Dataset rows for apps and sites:

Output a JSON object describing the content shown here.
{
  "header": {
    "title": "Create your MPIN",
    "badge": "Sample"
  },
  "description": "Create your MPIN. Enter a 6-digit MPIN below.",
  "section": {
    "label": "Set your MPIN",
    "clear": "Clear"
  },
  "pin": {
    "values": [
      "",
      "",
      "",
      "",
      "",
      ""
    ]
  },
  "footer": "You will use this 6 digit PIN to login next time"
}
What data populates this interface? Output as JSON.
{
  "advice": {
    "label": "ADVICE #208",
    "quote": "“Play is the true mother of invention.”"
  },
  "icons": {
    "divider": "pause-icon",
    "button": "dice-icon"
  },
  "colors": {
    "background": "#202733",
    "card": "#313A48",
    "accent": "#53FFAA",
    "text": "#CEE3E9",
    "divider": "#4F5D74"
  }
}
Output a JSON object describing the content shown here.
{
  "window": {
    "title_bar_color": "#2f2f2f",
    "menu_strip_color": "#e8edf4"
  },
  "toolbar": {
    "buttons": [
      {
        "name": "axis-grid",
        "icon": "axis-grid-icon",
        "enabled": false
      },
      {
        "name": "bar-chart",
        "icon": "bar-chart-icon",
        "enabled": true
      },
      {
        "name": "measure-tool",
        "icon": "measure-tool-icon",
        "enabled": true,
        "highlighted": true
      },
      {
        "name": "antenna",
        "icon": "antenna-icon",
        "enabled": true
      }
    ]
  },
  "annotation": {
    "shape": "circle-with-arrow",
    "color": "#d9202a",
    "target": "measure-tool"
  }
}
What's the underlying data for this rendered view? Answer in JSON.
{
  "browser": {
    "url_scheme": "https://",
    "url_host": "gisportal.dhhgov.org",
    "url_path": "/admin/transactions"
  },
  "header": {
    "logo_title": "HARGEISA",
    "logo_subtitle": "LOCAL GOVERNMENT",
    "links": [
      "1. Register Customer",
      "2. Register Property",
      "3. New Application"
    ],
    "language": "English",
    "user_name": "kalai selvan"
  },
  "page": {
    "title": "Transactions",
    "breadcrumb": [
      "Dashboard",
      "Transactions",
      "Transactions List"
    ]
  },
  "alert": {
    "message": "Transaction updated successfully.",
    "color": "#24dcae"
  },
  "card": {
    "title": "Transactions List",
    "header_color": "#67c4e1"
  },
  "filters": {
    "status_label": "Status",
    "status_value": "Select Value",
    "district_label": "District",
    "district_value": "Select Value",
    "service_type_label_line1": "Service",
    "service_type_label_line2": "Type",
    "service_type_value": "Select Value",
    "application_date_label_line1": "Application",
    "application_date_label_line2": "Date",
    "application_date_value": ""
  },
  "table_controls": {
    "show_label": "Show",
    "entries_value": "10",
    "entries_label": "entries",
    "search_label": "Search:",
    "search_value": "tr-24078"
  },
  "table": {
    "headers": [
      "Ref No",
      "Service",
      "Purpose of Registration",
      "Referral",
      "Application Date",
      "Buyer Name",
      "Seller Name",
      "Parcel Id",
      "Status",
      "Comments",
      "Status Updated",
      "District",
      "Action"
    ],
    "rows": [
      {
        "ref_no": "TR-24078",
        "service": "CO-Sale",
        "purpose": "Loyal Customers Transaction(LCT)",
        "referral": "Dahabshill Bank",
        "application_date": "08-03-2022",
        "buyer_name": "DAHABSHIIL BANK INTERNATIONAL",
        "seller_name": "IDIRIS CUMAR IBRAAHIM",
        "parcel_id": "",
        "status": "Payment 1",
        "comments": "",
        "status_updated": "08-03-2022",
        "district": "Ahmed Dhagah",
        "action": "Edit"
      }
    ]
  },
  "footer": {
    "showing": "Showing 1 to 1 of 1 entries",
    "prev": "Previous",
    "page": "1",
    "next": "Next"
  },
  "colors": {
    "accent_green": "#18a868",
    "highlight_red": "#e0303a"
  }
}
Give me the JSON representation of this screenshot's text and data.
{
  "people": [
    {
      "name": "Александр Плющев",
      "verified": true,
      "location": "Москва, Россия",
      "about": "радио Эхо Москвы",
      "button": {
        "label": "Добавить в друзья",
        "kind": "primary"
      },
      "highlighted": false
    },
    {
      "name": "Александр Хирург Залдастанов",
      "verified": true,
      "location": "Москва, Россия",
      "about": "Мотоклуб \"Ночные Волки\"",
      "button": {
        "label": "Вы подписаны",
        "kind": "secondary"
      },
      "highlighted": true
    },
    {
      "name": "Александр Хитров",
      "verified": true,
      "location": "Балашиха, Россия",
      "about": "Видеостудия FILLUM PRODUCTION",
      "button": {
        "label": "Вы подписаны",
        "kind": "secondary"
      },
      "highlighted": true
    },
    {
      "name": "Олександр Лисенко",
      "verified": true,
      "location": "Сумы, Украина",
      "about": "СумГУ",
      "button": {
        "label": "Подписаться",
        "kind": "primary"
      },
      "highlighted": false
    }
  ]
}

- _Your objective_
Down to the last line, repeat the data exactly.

- _Written response_
Output a JSON object describing the content shown here.
{
  "header": {
    "title": "Create your MPIN",
    "badge": "Sample"
  },
  "description": "Create your MPIN. Enter a 6-digit MPIN below.",
  "section": {
    "label": "Set your MPIN",
    "clear": "Clear"
  },
  "pin": {
    "values": [
      "",
      "",
      "",
      "",
      "",
      ""
    ]
  },
  "footer": "You will use this 6 digit PIN to login next time"
}
What data populates this interface? Output as JSON.
{
  "advice": {
    "label": "ADVICE #208",
    "quote": "“Play is the true mother of invention.”"
  },
  "icons": {
    "divider": "pause-icon",
    "button": "dice-icon"
  },
  "colors": {
    "background": "#202733",
    "card": "#313A48",
    "accent": "#53FFAA",
    "text": "#CEE3E9",
    "divider": "#4F5D74"
  }
}
Output a JSON object describing the content shown here.
{
  "window": {
    "title_bar_color": "#2f2f2f",
    "menu_strip_color": "#e8edf4"
  },
  "toolbar": {
    "buttons": [
      {
        "name": "axis-grid",
        "icon": "axis-grid-icon",
        "enabled": false
      },
      {
        "name": "bar-chart",
        "icon": "bar-chart-icon",
        "enabled": true
      },
      {
        "name": "measure-tool",
        "icon": "measure-tool-icon",
        "enabled": true,
        "highlighted": true
      },
      {
        "name": "antenna",
        "icon": "antenna-icon",
        "enabled": true
      }
    ]
  },
  "annotation": {
    "shape": "circle-with-arrow",
    "color": "#d9202a",
    "target": "measure-tool"
  }
}
What's the underlying data for this rendered view? Answer in JSON.
{
  "browser": {
    "url_scheme": "https://",
    "url_host": "gisportal.dhhgov.org",
    "url_path": "/admin/transactions"
  },
  "header": {
    "logo_title": "HARGEISA",
    "logo_subtitle": "LOCAL GOVERNMENT",
    "links": [
      "1. Register Customer",
      "2. Register Property",
      "3. New Application"
    ],
    "language": "English",
    "user_name": "kalai selvan"
  },
  "page": {
    "title": "Transactions",
    "breadcrumb": [
      "Dashboard",
      "Transactions",
      "Transactions List"
    ]
  },
  "alert": {
    "message": "Transaction updated successfully.",
    "color": "#24dcae"
  },
  "card": {
    "title": "Transactions List",
    "header_color": "#67c4e1"
  },
  "filters": {
    "status_label": "Status",
    "status_value": "Select Value",
    "district_label": "District",
    "district_value": "Select Value",
    "service_type_label_line1": "Service",
    "service_type_label_line2": "Type",
    "service_type_value": "Select Value",
    "application_date_label_line1": "Application",
    "application_date_label_line2": "Date",
    "application_date_value": ""
  },
  "table_controls": {
    "show_label": "Show",
    "entries_value": "10",
    "entries_label": "entries",
    "search_label": "Search:",
    "search_value": "tr-24078"
  },
  "table": {
    "headers": [
      "Ref No",
      "Service",
      "Purpose of Registration",
      "Referral",
      "Application Date",
      "Buyer Name",
      "Seller Name",
      "Parcel Id",
      "Status",
      "Comments",
      "Status Updated",
      "District",
      "Action"
    ],
    "rows": [
      {
        "ref_no": "TR-24078",
        "service": "CO-Sale",
        "purpose": "Loyal Customers Transaction(LCT)",
        "referral": "Dahabshill Bank",
        "application_date": "08-03-2022",
        "buyer_name": "DAHABSHIIL BANK INTERNATIONAL",
        "seller_name": "IDIRIS CUMAR IBRAAHIM",
        "parcel_id": "",
        "status": "Payment 1",
        "comments": "",
        "status_updated": "08-03-2022",
        "district": "Ahmed Dhagah",
        "action": "Edit"
      }
    ]
  },
  "footer": {
    "showing": "Showing 1 to 1 of 1 entries",
    "prev": "Previous",
    "page": "1",
    "next": "Next"
  },
  "colors": {
    "accent_green": "#18a868",
    "highlight_red": "#e0303a"
  }
}
Give me the JSON representation of this screenshot's text and data.
{
  "people": [
    {
      "name": "Александр Плющев",
      "verified": true,
      "location": "Москва, Россия",
      "about": "радио Эхо Москвы",
      "button": {
        "label": "Добавить в друзья",
        "kind": "primary"
      },
      "highlighted": false
    },
    {
      "name": "Александр Хирург Залдастанов",
      "verified": true,
      "location": "Москва, Россия",
      "about": "Мотоклуб \"Ночные Волки\"",
      "button": {
        "label": "Вы подписаны",
        "kind": "secondary"
      },
      "highlighted": true
    },
    {
      "name": "Александр Хитров",
      "verified": true,
      "location": "Балашиха, Россия",
      "about": "Видеостудия FILLUM PRODUCTION",
      "button": {
        "label": "Вы подписаны",
        "kind": "secondary"
      },
      "highlighted": true
    },
    {
      "name": "Олександр Лисенко",
      "verified": true,
      "location": "Сумы, Украина",
      "about": "СумГУ",
      "button": {
        "label": "Подписаться",
        "kind": "primary"
      },
      "highlighted": false
    }
  ]
}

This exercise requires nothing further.